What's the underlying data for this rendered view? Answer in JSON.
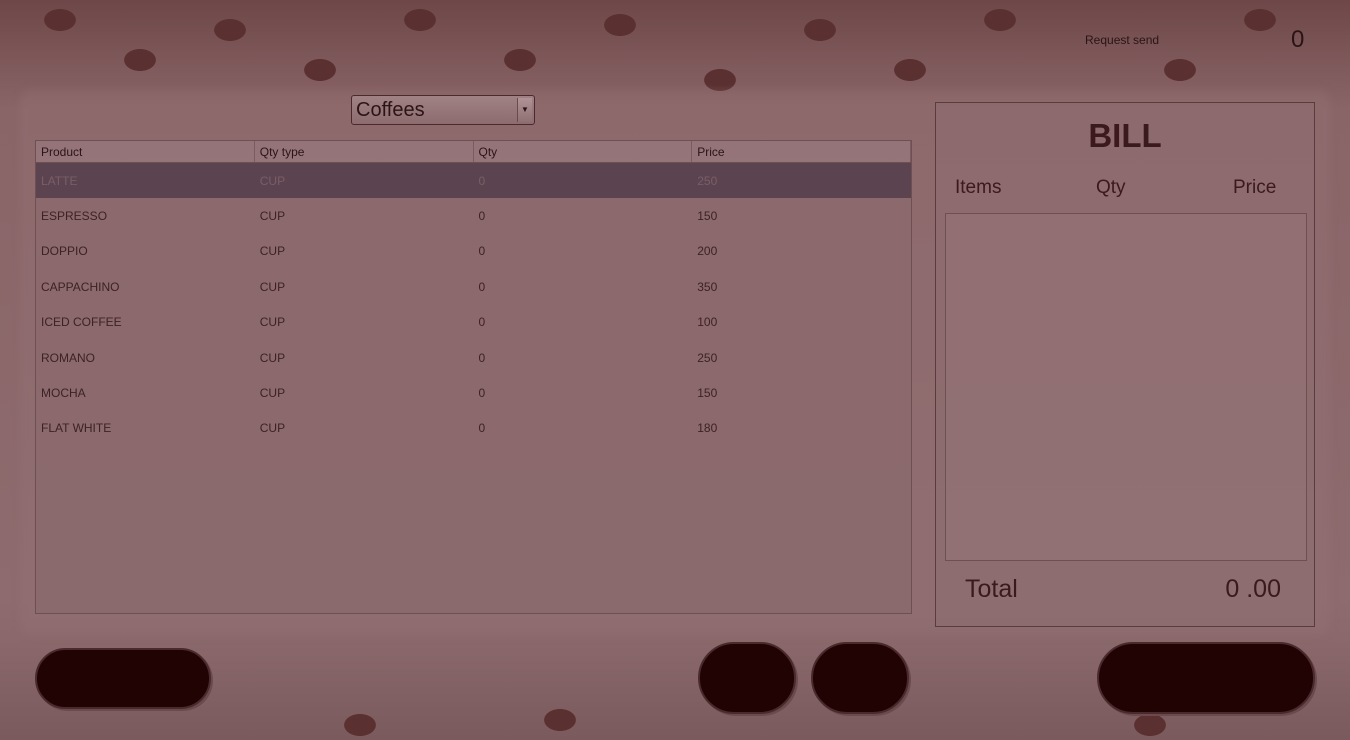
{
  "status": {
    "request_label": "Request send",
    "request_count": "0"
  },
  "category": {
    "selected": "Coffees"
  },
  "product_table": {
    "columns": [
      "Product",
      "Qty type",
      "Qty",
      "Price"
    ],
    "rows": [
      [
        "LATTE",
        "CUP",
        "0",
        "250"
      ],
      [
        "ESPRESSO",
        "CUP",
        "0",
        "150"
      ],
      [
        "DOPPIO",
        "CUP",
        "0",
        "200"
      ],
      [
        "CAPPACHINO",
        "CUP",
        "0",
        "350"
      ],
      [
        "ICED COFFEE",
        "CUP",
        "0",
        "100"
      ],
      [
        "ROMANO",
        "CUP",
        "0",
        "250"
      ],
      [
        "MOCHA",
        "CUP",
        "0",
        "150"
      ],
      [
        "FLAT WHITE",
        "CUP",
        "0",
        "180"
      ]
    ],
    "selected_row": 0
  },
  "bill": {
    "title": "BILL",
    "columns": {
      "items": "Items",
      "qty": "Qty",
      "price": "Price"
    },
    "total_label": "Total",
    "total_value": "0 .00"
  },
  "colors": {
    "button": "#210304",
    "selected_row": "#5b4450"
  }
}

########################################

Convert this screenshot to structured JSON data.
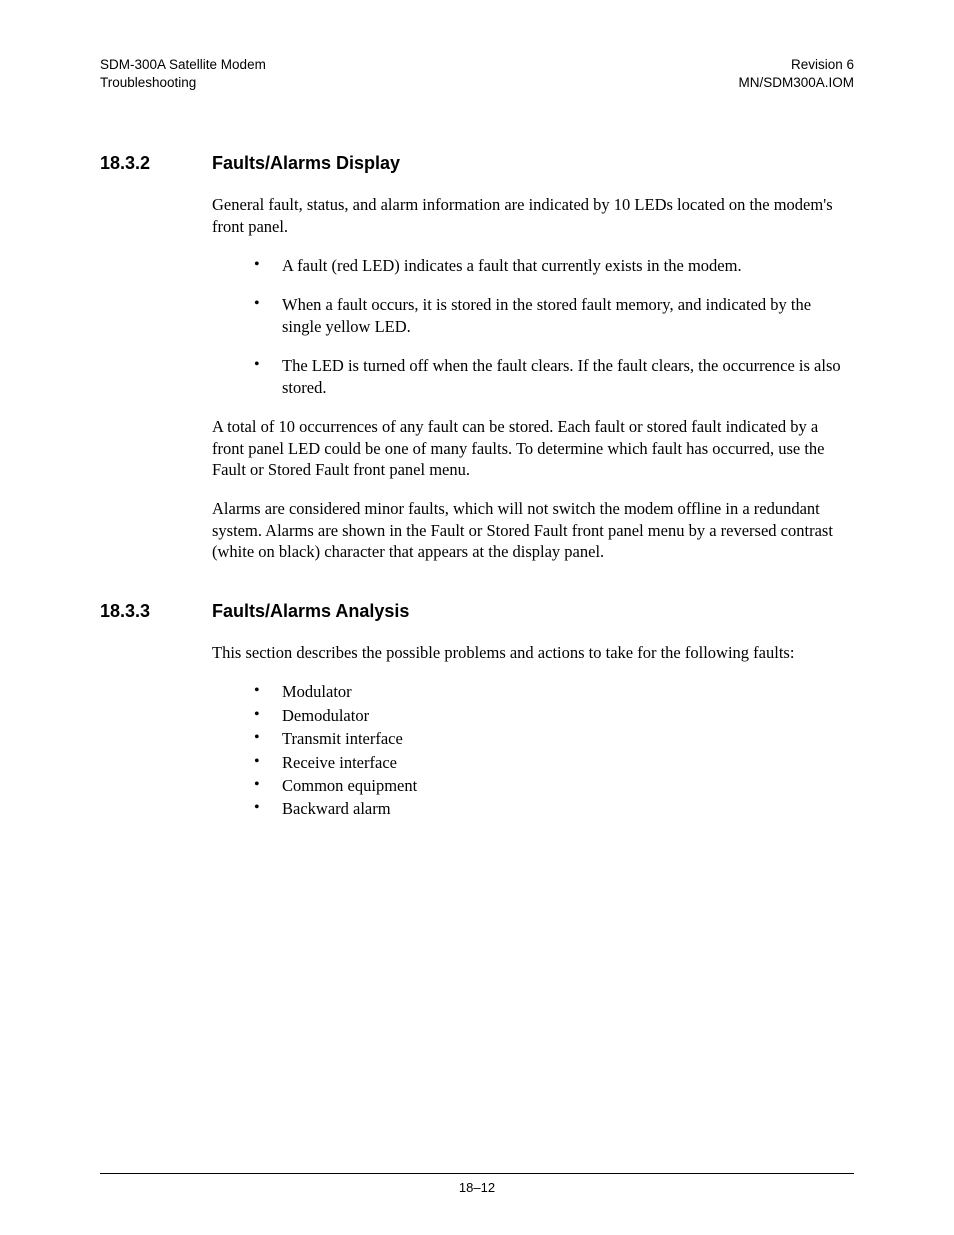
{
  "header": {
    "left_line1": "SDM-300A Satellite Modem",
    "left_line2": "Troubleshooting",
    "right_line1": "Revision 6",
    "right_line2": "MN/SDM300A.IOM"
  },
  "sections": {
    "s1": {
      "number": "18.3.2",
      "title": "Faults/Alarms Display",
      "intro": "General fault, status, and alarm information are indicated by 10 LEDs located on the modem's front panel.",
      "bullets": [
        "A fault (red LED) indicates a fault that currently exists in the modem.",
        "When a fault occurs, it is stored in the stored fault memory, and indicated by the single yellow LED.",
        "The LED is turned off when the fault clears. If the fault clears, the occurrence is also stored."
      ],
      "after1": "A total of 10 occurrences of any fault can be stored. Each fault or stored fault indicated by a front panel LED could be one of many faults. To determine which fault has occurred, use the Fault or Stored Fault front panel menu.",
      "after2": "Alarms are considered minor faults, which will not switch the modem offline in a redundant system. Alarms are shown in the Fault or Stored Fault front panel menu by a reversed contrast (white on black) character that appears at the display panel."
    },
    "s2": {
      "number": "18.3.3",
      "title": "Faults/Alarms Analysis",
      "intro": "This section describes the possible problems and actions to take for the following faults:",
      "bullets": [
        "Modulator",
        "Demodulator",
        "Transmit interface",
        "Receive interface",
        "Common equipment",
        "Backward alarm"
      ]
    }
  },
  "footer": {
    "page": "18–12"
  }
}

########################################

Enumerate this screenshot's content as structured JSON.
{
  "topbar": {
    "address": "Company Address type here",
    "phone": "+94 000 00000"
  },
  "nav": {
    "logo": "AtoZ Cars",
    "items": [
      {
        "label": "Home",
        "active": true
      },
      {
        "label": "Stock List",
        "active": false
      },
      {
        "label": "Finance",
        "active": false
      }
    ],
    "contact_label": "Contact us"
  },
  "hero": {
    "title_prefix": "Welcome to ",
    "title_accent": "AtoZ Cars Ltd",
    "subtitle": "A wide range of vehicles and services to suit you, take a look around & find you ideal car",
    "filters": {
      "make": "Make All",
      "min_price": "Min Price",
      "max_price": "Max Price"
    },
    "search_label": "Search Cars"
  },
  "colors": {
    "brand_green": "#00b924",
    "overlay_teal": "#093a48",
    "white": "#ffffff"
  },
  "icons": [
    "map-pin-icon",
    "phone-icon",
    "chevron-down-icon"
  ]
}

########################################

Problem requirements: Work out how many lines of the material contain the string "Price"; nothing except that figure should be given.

Task output: 4